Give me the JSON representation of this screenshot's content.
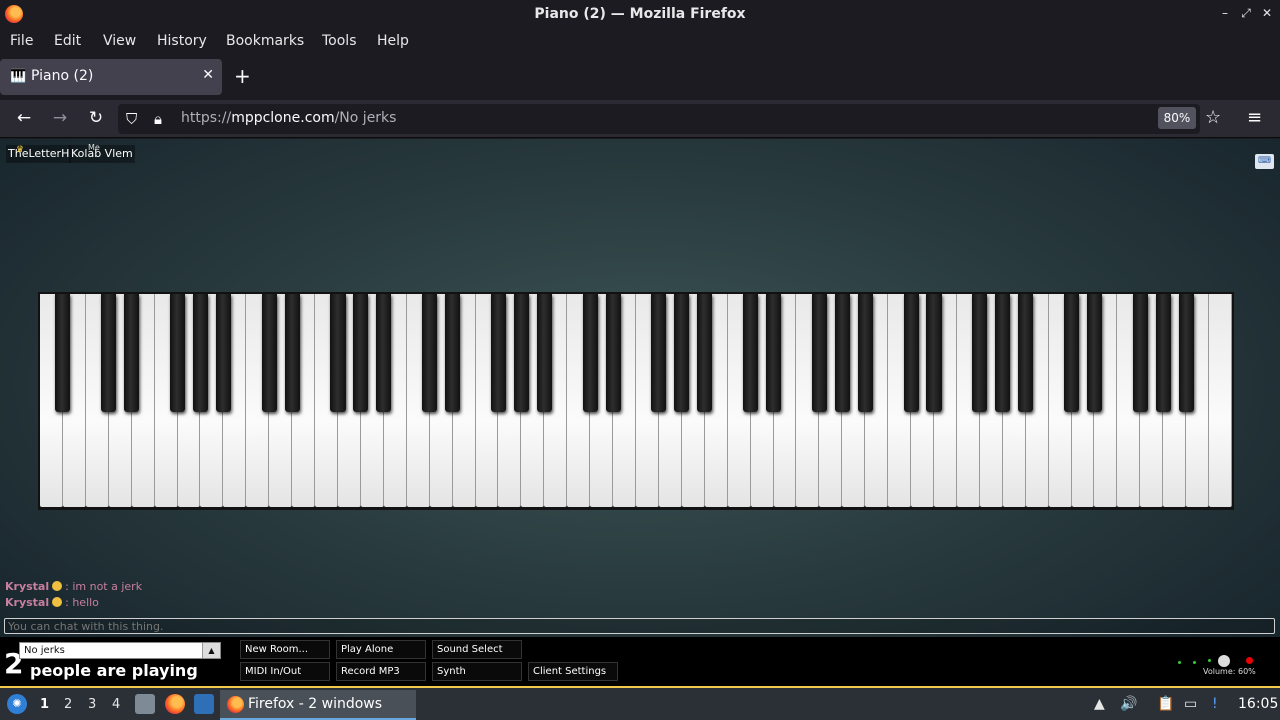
{
  "window": {
    "title": "Piano (2) — Mozilla Firefox",
    "controls": [
      "–",
      "⤢",
      "✕"
    ]
  },
  "menubar": {
    "items": [
      "File",
      "Edit",
      "View",
      "History",
      "Bookmarks",
      "Tools",
      "Help"
    ]
  },
  "tabs": [
    {
      "label": "Piano (2)",
      "icon": "piano-icon",
      "close": "✕"
    }
  ],
  "newtab_glyph": "+",
  "navbar": {
    "back": "←",
    "forward": "→",
    "reload": "↻",
    "url_scheme": "https://",
    "url_host": "mppclone.com",
    "url_path": "/No jerks",
    "zoom": "80%",
    "bookmark_star": "☆",
    "menu": "≡"
  },
  "page": {
    "users": [
      {
        "name": "TheLetterH",
        "crown": "♛"
      },
      {
        "name": "Kolab Vlem",
        "me": "Me"
      }
    ],
    "corner_button": "⌨",
    "piano": {
      "white_keys": 52,
      "black_keys": 36
    },
    "chat": [
      {
        "name": "Krystal",
        "message": "im not a jerk"
      },
      {
        "name": "Krystal",
        "message": "hello"
      }
    ],
    "chat_placeholder": "You can chat with this thing.",
    "room": "No jerks",
    "room_arrow": "▲",
    "people_count": "2",
    "people_label": "people are playing",
    "buttons": {
      "new_room": "New Room...",
      "play_alone": "Play Alone",
      "sound_select": "Sound Select",
      "midi": "MIDI In/Out",
      "record": "Record MP3",
      "synth": "Synth",
      "client_settings": "Client Settings"
    },
    "volume_label": "Volume: 60%",
    "volume": 0.6
  },
  "taskbar": {
    "workspaces": [
      "1",
      "2",
      "3",
      "4"
    ],
    "active_workspace": "1",
    "task_label": "Firefox - 2 windows",
    "clock": "16:05",
    "tray_icons": [
      "▲",
      "🔊",
      "📋",
      "▭",
      "!"
    ]
  },
  "colors": {
    "chat_name": "#c77fa0",
    "panel_accent": "#f2c94c"
  }
}
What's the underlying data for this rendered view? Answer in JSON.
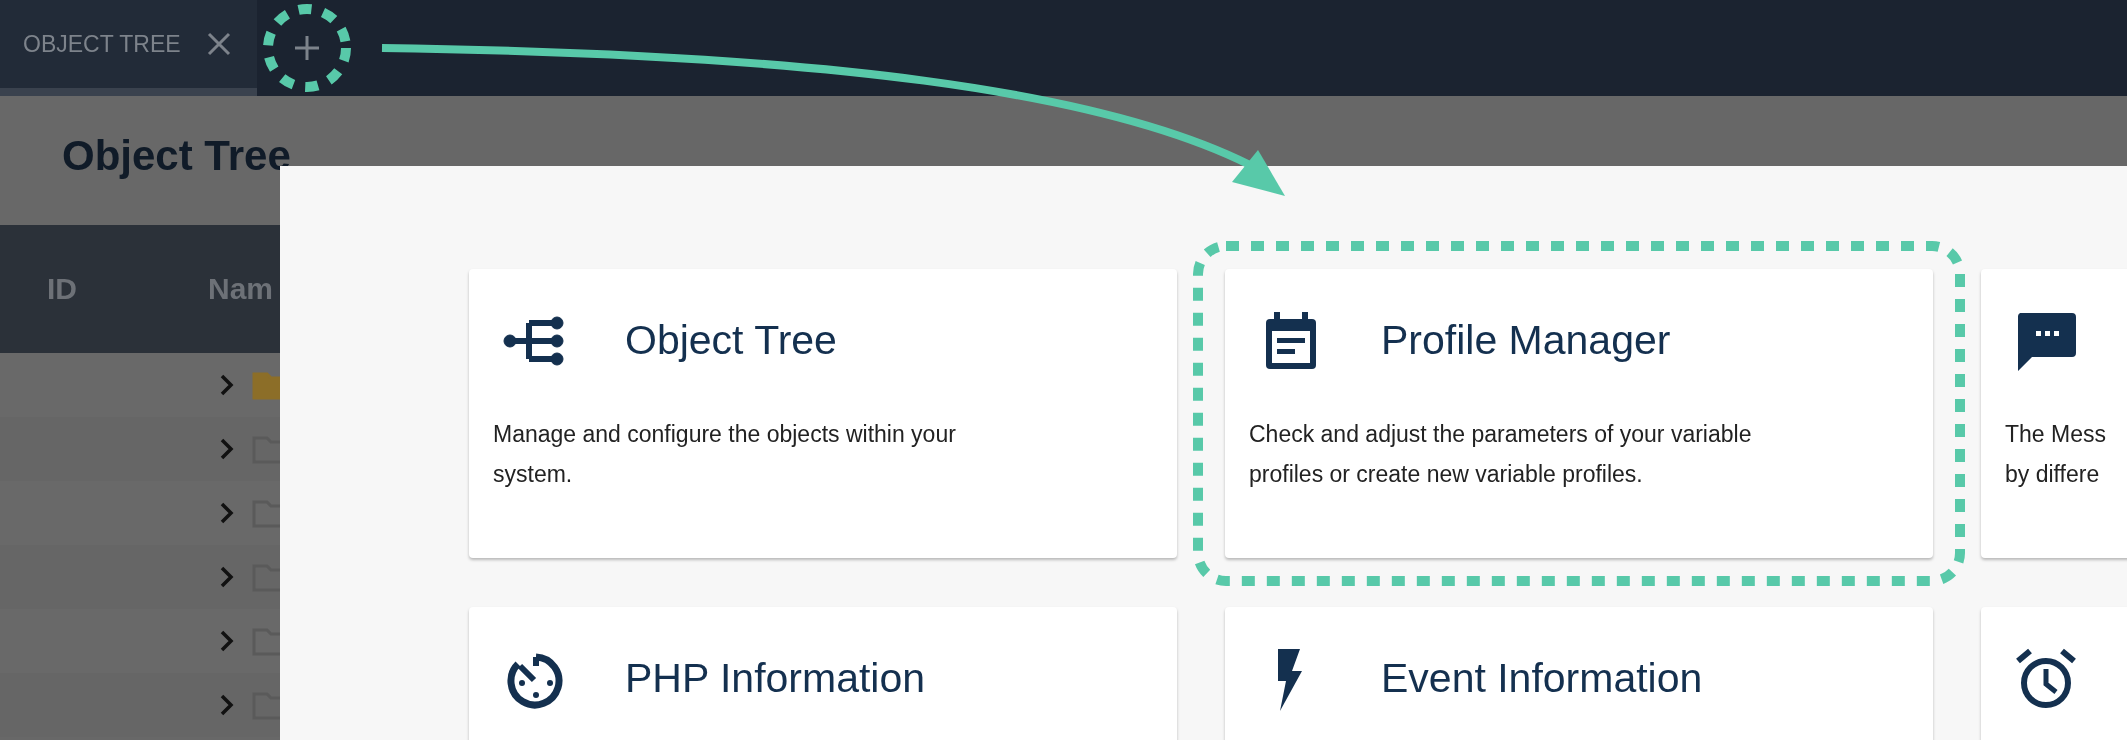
{
  "tabs": [
    {
      "label": "OBJECT TREE",
      "selected": true
    }
  ],
  "add_tab_button": {
    "highlighted": true
  },
  "page": {
    "title": "Object Tree"
  },
  "table": {
    "columns": [
      "ID",
      "Nam"
    ],
    "rows": [
      {
        "expanded": false,
        "color": "#8c6e28"
      },
      {
        "expanded": false,
        "color": "#5a5a5a"
      },
      {
        "expanded": false,
        "color": "#5a5a5a"
      },
      {
        "expanded": false,
        "color": "#5a5a5a"
      },
      {
        "expanded": false,
        "color": "#5a5a5a"
      },
      {
        "expanded": false,
        "color": "#5a5a5a"
      }
    ]
  },
  "cards": [
    {
      "title": "Object Tree",
      "description": [
        "Manage and configure the objects within your",
        "system."
      ],
      "highlighted": false
    },
    {
      "title": "Profile Manager",
      "description": [
        "Check and adjust the parameters of your variable",
        "profiles or create new variable profiles."
      ],
      "highlighted": true
    },
    {
      "description": [
        "The Mess",
        "by differe"
      ],
      "highlighted": false
    },
    {
      "title": "PHP Information",
      "highlighted": false
    },
    {
      "title": "Event Information",
      "highlighted": false
    },
    {
      "highlighted": false
    }
  ]
}
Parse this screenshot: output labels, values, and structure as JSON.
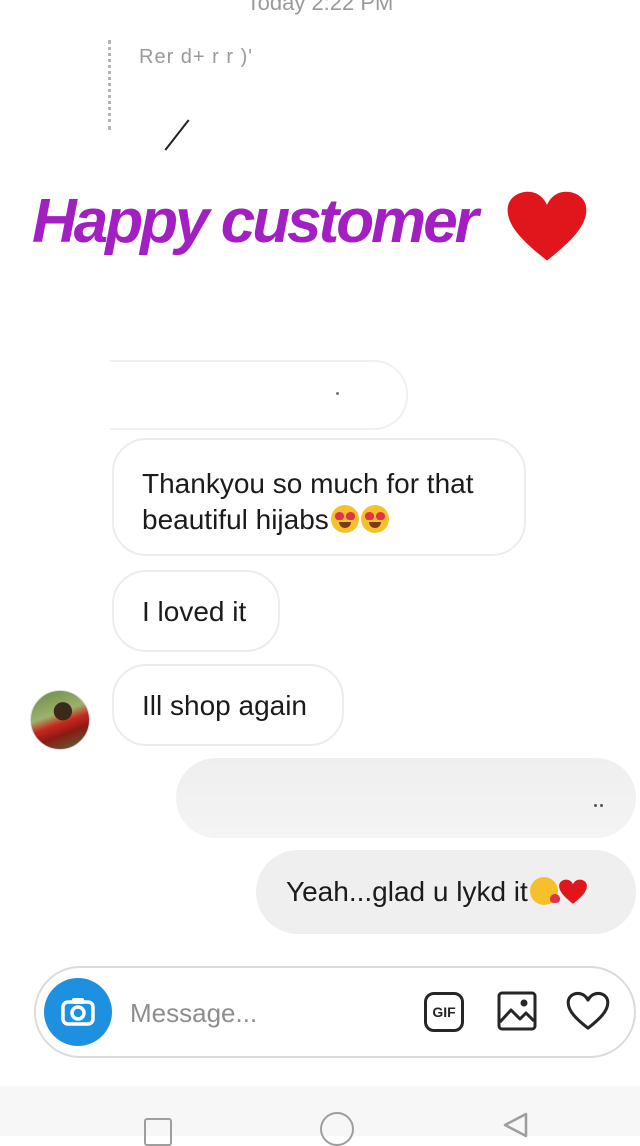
{
  "header": {
    "timestamp": "Today 2:22 PM",
    "reply_preview": "Rer  d+  r  r  )'"
  },
  "overlay": {
    "title": "Happy customer",
    "heart_icon": "red-heart-icon",
    "title_color": "#a21fc2"
  },
  "messages": {
    "incoming": [
      {
        "text": "Thankyou so much for that beautiful hijabs",
        "emoji": [
          "heart-eyes-emoji",
          "heart-eyes-emoji"
        ]
      },
      {
        "text": "I loved it"
      },
      {
        "text": "Ill shop again"
      }
    ],
    "outgoing": [
      {
        "text": "Yeah...glad u lykd it",
        "emoji": [
          "kissing-face-emoji",
          "red-heart-emoji"
        ]
      }
    ]
  },
  "composer": {
    "placeholder": "Message...",
    "gif_label": "GIF",
    "camera_icon": "camera-icon",
    "gallery_icon": "image-icon",
    "like_icon": "heart-outline-icon",
    "camera_color": "#1e90e0"
  },
  "navbar": {
    "icons": [
      "recent-apps-icon",
      "home-icon",
      "back-icon"
    ]
  }
}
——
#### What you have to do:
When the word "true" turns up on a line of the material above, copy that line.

#### Task output:
      "selected": true
    "highlighted": true
      "highlighted": true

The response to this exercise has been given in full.